Episode 29: Calories and Macronutrients for High Intensity Training with Dr. Brad Dieter, PhD

The Ancestral RDs Podcast show

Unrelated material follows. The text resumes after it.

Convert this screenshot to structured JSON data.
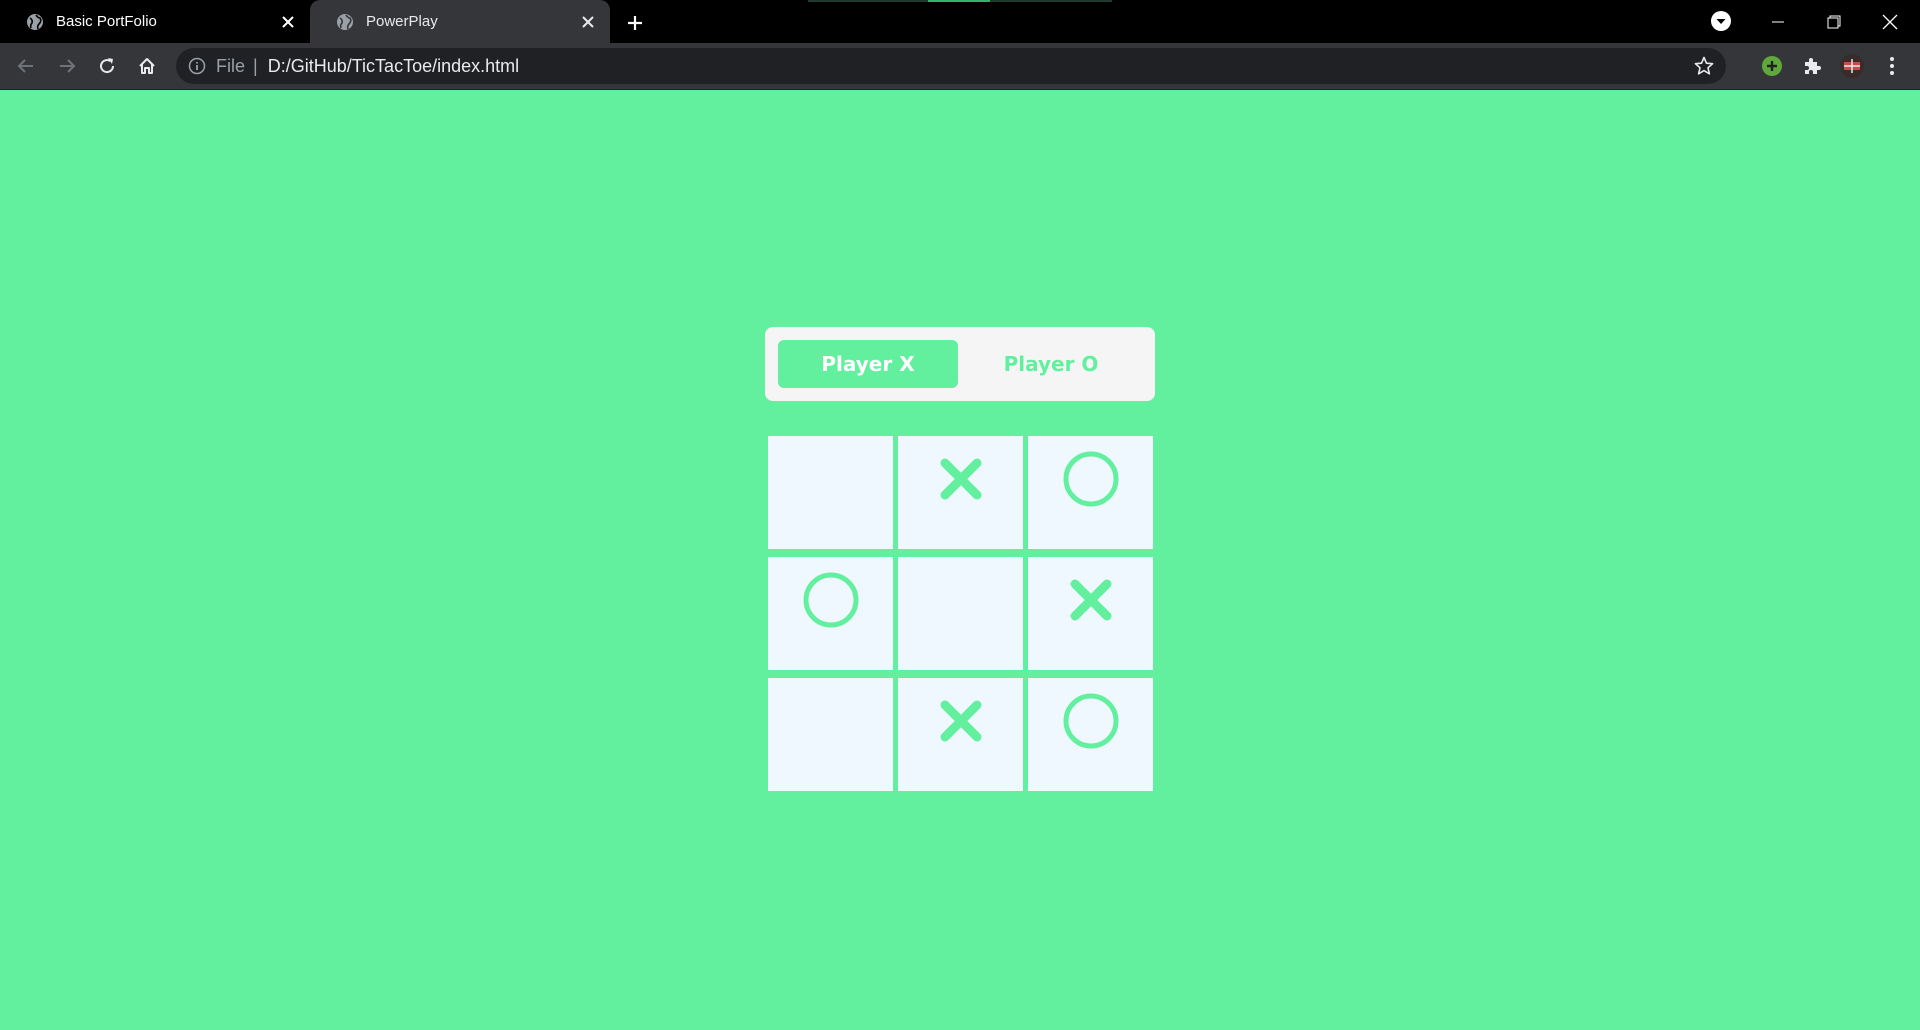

Summary: Thanks for joining us for episode 29 of The Ancestral RD podcast! If you want to keep up with our podcasts, subscribe in iTunes and never miss an episode. Today we have a fantastic guest on the show, Dr. Brad Dieter, PhD of Asgard Fit. Brad is a research scientist studying metabolism and chronic disease and is also an experienced sports nutritionist and Strength and Conditioning coach. He received his Masters in Biomechanics and his PhD in exercise physiology. He has worked with a wide range of athletes and clients, from young kids to NCAA Division 1 college, professional athletes, and older adults. Brad runs a great research-based blog and newsletter service that provides the most up-to-date nutrition and training information. As Brad is both a scientist and a coach, he's able to distill complicated health information into easy-to-follow and results-oriented recommendations for his readers and his clients. Today on the show, we'll be discussing the basics of how to eat if you're an athlete, whether you engage in endurance activities, strength and conditioning, or Crossfit style workouts. Remember, if you'd like to submit a question for our podcast, or suggest a guest that we should host, CLICK HERE. Here's what Brad, Laura and Kelsey will be discussing in this episode: How to determine the right macronutrient ratio for your chosen form of training Why not eating enough could be sabotaging your goals When you should eat carbohydrates for best results How to eat on training versus rest days Whether excess carbs or excess fat cause athletes to gain weight Why your lifestyle affects your risk of overtraining And more! Links Discussed: Asgard Fit - Brad's website Macronutrients And Training Modalities Workout Nutrition For Muscle Gain And Recovery Carbohydrates And Insulin: Do Carbs Make You Fat? Sign up for Kelsey's FREE Fermented for 14 Challenge  Exercising with Adrenal Fatigue - Laura's post on training with adrenal fatigue